## EXERCISE GOAL:
All that is needed is each line of the entries holding the word "score", copied as it stands.

## MATERIALS PROVIDED:
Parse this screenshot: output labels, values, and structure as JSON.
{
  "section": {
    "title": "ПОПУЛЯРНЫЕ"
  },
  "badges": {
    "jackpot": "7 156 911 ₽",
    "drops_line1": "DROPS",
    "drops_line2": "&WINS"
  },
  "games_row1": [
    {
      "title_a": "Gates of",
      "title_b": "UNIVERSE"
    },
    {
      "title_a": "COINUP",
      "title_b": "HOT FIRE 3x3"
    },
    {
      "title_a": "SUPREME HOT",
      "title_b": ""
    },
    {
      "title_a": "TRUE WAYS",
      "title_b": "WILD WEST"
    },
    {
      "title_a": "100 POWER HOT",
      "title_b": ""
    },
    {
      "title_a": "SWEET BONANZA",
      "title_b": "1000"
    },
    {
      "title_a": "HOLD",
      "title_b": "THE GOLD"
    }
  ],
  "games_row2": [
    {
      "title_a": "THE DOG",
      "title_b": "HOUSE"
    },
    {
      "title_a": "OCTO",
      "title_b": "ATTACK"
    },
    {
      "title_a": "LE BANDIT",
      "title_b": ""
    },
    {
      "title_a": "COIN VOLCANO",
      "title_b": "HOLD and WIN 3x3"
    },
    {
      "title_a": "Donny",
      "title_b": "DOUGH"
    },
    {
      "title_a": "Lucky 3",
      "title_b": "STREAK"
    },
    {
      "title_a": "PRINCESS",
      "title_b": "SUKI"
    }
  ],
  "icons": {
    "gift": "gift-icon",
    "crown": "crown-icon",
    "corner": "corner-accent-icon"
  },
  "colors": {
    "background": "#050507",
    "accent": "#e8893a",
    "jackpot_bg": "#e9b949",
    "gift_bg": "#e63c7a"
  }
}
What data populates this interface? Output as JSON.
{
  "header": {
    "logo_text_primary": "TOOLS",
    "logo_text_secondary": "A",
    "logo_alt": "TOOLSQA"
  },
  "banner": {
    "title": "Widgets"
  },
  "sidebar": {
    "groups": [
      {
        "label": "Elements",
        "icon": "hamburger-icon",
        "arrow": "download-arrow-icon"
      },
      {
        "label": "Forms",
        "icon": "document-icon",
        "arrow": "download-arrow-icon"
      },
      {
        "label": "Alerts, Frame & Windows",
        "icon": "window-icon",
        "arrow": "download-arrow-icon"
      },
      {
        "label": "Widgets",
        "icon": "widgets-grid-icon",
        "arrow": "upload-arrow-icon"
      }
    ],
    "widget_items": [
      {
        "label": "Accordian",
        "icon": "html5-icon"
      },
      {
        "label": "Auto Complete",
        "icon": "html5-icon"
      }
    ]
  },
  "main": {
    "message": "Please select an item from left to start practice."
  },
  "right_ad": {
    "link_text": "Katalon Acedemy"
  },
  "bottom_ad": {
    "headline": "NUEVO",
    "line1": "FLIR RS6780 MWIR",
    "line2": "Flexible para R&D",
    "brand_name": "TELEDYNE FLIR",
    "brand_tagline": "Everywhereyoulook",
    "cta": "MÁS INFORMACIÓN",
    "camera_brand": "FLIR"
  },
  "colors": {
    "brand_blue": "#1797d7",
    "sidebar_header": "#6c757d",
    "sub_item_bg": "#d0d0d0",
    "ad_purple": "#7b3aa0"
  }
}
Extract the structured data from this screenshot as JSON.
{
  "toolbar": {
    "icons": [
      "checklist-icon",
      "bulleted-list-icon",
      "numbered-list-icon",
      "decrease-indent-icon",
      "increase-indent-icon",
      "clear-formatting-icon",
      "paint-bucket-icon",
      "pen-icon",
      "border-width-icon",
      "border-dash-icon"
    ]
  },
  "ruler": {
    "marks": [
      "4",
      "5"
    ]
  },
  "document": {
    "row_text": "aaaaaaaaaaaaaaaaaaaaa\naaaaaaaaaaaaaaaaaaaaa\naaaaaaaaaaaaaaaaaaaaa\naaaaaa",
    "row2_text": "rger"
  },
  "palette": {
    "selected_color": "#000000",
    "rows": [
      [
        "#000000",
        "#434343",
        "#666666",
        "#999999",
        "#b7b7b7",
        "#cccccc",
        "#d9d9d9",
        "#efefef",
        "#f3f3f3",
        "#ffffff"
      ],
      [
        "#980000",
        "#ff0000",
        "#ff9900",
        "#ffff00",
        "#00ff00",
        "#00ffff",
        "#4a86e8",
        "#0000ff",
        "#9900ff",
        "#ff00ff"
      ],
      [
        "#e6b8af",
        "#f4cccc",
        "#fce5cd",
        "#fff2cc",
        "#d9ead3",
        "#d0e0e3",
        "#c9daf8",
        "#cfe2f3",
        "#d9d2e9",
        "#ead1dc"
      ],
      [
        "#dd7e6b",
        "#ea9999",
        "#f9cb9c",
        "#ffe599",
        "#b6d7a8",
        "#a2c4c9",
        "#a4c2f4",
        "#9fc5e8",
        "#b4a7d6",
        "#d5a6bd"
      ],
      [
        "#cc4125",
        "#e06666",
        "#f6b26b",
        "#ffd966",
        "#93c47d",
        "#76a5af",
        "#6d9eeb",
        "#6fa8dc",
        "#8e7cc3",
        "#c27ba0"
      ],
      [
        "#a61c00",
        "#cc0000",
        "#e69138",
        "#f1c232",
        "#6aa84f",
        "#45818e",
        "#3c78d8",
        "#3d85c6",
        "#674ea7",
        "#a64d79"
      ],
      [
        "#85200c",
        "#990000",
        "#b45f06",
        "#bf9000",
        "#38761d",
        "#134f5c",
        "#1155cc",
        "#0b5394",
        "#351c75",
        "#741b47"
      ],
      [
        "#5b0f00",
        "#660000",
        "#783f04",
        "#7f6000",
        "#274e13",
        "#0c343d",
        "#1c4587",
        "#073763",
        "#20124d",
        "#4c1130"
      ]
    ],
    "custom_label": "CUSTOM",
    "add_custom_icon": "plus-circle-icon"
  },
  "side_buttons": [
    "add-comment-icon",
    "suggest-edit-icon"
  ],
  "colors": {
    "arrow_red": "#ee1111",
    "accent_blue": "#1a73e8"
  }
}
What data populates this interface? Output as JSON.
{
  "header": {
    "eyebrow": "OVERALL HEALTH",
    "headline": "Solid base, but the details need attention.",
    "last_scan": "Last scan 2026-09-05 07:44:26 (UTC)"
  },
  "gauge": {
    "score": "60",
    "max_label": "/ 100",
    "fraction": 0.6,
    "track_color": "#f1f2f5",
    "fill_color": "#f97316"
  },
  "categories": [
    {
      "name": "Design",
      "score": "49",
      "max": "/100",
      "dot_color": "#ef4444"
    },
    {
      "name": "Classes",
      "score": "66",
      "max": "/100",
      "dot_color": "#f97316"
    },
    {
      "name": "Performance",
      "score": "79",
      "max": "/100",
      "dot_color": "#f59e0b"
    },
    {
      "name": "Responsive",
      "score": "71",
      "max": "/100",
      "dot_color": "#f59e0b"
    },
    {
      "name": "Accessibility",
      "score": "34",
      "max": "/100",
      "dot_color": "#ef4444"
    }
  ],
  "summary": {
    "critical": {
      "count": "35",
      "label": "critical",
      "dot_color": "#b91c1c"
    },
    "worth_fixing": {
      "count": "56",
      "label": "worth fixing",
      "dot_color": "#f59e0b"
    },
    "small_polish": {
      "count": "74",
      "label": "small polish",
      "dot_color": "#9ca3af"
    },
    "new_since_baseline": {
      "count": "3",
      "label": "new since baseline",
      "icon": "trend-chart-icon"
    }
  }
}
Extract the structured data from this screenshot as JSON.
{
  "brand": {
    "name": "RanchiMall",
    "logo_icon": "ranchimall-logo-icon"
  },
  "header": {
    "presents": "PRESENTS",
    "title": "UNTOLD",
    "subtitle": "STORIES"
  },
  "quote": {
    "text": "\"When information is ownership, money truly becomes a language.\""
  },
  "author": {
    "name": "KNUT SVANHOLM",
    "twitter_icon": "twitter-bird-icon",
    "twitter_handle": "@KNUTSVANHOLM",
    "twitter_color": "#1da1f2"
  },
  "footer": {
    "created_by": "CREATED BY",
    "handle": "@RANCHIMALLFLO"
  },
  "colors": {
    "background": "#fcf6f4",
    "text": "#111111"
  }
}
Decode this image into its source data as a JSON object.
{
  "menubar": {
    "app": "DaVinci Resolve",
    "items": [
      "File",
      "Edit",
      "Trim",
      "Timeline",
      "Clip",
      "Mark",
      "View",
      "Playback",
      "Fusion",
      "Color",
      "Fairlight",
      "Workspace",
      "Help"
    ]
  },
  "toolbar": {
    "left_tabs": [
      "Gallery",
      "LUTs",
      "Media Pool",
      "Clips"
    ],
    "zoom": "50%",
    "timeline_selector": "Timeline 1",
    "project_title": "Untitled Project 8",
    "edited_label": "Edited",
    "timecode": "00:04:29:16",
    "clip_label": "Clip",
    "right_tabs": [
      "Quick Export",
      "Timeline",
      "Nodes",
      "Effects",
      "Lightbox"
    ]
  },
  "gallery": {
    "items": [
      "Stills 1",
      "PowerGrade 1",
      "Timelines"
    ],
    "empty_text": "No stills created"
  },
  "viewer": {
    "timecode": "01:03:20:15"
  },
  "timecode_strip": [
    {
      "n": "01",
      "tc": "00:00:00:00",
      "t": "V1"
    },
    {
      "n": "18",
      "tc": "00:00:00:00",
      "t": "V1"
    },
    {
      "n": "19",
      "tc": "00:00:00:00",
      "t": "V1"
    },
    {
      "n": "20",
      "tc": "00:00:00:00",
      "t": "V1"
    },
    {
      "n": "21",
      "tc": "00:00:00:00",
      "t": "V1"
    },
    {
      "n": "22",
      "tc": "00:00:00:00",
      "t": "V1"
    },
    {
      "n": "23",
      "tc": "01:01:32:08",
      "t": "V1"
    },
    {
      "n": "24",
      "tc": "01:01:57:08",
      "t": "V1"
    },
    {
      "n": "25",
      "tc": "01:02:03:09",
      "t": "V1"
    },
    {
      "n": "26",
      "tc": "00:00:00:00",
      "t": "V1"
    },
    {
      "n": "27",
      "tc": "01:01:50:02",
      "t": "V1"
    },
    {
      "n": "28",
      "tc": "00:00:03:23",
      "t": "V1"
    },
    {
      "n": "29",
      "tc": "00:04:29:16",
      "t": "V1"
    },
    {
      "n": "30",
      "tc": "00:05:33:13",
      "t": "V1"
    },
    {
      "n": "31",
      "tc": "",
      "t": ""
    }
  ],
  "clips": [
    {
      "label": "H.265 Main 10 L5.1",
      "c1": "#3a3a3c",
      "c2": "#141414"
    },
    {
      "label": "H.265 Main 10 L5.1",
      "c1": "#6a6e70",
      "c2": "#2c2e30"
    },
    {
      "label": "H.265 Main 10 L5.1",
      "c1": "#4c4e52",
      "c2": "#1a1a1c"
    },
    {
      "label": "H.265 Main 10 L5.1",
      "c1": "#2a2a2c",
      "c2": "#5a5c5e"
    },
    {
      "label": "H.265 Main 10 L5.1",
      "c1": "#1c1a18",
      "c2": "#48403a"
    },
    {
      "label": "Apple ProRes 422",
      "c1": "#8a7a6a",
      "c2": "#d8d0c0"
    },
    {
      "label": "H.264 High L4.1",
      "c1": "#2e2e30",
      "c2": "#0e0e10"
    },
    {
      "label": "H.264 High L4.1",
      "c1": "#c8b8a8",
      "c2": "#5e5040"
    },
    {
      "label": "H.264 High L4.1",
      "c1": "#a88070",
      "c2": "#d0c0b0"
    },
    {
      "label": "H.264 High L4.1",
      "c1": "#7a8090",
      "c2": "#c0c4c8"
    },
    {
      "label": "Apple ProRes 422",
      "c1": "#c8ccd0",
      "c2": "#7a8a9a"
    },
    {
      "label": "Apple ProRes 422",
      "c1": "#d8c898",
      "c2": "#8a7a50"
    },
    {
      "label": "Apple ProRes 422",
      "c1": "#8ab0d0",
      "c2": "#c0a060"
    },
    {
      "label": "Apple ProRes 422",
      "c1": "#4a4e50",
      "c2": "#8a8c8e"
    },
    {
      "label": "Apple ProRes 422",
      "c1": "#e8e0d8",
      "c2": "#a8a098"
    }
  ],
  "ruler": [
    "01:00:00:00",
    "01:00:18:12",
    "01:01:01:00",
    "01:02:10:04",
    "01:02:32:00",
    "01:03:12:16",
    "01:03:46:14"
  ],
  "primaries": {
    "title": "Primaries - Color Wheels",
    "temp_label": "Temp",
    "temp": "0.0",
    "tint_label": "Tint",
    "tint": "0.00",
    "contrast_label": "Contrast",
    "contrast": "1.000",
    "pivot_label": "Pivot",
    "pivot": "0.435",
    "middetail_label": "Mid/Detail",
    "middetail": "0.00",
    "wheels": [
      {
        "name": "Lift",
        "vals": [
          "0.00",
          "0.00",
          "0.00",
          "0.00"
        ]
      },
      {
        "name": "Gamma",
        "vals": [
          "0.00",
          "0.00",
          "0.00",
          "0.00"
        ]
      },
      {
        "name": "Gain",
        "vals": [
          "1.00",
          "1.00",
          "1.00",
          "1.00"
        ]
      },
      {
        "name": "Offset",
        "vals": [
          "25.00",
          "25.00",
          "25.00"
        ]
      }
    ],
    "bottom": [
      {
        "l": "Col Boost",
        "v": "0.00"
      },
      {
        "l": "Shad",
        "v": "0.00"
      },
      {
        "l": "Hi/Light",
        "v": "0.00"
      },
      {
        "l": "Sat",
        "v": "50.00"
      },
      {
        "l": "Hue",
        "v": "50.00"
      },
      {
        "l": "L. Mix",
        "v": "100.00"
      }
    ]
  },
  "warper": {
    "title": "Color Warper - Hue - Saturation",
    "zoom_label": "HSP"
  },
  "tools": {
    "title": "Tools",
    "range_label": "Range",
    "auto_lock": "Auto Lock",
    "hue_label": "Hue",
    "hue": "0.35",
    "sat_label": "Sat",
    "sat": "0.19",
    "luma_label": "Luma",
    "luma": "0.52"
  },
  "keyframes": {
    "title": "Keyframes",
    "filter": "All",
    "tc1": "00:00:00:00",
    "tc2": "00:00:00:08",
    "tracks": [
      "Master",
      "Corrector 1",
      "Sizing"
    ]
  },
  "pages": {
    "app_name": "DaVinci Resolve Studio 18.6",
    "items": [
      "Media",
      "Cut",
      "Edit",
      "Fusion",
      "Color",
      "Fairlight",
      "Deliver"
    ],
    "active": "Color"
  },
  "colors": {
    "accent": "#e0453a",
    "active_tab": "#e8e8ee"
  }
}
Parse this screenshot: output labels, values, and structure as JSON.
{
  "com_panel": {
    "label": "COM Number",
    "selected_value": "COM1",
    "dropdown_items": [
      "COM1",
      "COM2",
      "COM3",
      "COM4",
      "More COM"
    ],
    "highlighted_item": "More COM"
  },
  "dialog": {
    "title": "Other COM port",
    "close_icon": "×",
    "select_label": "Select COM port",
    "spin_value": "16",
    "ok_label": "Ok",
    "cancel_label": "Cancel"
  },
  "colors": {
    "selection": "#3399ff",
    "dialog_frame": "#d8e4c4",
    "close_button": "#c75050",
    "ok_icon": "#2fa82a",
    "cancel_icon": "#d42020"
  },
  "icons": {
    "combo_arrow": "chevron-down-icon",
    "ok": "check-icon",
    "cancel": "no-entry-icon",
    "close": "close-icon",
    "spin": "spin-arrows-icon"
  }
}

## REPLY:
    "score": "60",
      "score": "49",
      "score": "66",
      "score": "79",
      "score": "71",
      "score": "34",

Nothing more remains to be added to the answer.